Toronto Residents Sacrifice Comfort for Eglinton Crosstown LRT Development
Construction of the Eglinton Crosstown Light Rail Transit (LRT) began approximately four years ago and, besides the inevitable traffic delays, Toronto citizens were content with Metrolinx occupying Eglinton Avenue.
But recent underground tunnelling has reached the surface, disturbing the homes of some residents in the Eglinton-Avenue area with noise and vibrations, similar to a minor ongoing earthquake.
Metrolinx Media Relations & Issues Specialist Alex Burke said they’re currently carrying out preparatory work such as, “identification and relocation of utilities, demolition of some acquired properties, assessments for potential noise and vibration impacts, installation of monitoring equipment and evaluations of the soil conditions.”
Burke says this work is in preparation for station construction activities.
Metrolinx Strategic Communications Manager Anne Marie Aikins told CBC News about 12 residents around the Avenue and Eglinton area have complained about the drilling noises that continue 24 hours a day.
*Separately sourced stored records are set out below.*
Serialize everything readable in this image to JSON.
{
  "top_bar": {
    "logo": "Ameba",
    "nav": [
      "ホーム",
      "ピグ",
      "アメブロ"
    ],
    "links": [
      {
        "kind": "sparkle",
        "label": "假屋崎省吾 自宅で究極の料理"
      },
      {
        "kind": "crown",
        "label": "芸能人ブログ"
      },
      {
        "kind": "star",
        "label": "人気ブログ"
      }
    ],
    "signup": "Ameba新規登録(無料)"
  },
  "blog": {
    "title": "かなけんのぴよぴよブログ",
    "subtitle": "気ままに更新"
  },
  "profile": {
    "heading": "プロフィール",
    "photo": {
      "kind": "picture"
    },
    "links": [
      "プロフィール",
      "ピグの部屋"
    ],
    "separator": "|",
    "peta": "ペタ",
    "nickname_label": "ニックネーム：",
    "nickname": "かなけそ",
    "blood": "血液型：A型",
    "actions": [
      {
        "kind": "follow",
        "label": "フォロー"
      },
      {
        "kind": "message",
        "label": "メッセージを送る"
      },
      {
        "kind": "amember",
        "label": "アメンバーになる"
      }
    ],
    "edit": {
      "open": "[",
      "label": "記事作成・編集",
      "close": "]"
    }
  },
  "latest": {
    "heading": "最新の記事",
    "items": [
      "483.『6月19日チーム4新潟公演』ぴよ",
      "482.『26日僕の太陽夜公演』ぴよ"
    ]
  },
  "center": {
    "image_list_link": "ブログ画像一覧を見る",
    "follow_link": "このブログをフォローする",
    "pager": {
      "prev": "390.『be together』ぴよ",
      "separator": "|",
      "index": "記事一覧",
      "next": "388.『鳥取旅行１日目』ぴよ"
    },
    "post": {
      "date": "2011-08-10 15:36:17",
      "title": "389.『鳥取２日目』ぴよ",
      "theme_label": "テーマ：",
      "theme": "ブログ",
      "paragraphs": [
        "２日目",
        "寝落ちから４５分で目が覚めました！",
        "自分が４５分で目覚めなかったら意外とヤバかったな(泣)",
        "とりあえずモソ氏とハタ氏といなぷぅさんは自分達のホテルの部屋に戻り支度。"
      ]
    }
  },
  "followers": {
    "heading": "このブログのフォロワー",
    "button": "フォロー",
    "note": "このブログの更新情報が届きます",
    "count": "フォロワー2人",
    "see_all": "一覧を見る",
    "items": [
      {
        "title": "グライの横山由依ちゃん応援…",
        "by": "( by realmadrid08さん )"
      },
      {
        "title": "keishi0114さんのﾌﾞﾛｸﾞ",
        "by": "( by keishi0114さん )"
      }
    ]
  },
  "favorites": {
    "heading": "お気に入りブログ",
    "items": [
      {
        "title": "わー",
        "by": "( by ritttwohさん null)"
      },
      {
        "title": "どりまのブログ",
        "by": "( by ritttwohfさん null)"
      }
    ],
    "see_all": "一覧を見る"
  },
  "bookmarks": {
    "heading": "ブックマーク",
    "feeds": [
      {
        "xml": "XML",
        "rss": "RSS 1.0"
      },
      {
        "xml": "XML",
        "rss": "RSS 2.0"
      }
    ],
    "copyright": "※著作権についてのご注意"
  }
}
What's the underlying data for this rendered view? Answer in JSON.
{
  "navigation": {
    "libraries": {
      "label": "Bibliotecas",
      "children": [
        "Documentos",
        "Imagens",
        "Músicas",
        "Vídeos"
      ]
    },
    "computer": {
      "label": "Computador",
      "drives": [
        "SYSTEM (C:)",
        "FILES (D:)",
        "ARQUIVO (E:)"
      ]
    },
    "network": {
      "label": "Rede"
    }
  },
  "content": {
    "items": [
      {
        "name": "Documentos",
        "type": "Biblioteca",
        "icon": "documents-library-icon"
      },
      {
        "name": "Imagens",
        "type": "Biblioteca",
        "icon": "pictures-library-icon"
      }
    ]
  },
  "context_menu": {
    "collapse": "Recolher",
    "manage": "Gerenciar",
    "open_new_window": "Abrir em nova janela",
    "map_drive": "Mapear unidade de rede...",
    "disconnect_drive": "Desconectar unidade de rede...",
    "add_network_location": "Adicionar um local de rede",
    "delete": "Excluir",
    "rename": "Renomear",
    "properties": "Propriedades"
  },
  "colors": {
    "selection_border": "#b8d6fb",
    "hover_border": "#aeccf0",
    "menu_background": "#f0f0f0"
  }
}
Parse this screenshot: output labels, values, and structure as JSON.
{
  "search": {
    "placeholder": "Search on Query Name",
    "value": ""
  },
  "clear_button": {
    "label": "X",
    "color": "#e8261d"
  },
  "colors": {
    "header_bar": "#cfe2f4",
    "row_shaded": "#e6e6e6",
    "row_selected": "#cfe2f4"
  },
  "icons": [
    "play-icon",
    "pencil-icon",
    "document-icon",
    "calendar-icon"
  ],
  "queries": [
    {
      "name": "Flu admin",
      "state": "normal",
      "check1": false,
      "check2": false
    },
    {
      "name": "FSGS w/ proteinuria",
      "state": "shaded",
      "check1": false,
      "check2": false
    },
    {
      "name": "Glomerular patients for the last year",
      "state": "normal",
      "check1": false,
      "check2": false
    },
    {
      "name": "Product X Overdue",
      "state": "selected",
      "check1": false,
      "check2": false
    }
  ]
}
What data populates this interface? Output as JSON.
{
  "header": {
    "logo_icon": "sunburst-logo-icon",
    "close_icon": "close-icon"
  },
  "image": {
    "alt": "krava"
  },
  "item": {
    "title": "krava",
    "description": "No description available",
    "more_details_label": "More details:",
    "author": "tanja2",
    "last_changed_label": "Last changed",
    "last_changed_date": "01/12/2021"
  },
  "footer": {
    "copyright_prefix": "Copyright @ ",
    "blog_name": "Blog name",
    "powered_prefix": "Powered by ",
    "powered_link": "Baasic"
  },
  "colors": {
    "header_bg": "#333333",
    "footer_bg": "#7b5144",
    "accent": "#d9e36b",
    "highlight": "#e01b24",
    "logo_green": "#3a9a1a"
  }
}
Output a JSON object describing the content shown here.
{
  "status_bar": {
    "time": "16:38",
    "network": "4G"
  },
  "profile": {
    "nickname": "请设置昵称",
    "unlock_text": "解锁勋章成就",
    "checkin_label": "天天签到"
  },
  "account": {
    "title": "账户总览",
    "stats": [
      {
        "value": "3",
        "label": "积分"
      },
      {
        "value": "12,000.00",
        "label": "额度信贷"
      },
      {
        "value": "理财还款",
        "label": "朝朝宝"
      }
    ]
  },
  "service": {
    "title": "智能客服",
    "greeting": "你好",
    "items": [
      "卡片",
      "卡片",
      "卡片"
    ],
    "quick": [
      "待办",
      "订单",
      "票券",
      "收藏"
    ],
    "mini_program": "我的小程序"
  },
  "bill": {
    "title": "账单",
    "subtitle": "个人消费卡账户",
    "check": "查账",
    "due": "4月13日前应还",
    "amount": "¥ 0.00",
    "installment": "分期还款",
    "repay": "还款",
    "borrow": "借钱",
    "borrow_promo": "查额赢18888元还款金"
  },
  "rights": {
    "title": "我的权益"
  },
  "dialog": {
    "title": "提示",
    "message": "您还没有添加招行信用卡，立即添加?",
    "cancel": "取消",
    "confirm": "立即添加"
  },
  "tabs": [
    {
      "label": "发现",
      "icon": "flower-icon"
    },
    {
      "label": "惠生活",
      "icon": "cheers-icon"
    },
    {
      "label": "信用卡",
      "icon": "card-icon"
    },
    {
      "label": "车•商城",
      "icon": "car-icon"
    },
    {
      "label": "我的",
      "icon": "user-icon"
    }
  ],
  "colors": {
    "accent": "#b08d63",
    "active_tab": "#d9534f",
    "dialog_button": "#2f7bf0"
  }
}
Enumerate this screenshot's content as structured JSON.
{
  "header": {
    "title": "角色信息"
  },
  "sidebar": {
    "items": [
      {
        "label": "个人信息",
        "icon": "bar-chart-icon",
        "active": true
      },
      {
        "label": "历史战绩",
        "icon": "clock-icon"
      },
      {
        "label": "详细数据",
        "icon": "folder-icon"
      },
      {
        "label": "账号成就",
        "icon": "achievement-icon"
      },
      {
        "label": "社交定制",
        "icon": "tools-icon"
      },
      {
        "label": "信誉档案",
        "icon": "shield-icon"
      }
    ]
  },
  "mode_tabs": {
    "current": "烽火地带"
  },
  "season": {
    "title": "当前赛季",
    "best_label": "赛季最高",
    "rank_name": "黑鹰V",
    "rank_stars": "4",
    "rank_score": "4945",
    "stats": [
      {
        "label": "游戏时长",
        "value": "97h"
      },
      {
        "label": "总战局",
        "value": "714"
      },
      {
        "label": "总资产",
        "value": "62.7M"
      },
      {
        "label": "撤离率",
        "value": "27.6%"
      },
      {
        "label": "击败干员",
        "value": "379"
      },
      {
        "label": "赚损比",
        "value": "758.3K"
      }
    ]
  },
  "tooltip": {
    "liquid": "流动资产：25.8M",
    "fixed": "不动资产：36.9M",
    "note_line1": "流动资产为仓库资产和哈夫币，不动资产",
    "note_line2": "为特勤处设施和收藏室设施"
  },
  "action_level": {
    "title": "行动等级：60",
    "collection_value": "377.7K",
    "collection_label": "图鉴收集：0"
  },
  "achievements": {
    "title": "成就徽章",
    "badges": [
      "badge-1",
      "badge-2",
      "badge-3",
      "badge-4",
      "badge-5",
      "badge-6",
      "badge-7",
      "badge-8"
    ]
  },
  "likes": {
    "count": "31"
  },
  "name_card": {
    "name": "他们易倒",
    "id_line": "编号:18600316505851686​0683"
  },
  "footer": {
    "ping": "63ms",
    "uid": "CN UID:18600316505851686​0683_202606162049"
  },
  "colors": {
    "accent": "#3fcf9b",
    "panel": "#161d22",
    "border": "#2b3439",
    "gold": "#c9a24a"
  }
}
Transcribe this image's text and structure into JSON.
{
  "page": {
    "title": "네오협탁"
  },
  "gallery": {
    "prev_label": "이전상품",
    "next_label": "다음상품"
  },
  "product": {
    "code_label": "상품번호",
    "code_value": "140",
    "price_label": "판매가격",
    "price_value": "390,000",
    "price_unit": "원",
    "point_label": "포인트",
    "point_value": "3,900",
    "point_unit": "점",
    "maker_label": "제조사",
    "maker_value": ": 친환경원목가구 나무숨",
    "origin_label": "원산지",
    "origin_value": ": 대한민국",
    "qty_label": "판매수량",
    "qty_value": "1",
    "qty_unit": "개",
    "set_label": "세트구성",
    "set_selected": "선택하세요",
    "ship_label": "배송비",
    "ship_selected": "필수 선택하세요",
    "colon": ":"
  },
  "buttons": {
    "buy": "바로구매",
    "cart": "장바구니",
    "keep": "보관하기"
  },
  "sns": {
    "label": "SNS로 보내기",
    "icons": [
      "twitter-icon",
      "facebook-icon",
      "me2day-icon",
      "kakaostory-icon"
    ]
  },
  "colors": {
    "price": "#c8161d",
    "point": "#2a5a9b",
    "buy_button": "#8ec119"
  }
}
Aikins said these are the first noise complaints in a year since Metrolinx started digging from Black Creek Drive towards Yonge Street. And she thinks it’s because the ground near Avenue Road is more compact — and noisier.
“It is a harder soil to get through, and it’s probably because it’s an older neighbourhood,” she said. “It does cause more vibrations.”
Unfortunately, Metrolinx says taking breaks during the night would extend the project’s construction by at least two years.
The underground tunnelling may be a disturbance to some, but the longterm benefits of a light rail that travels across the city exceed any temporary nuisances.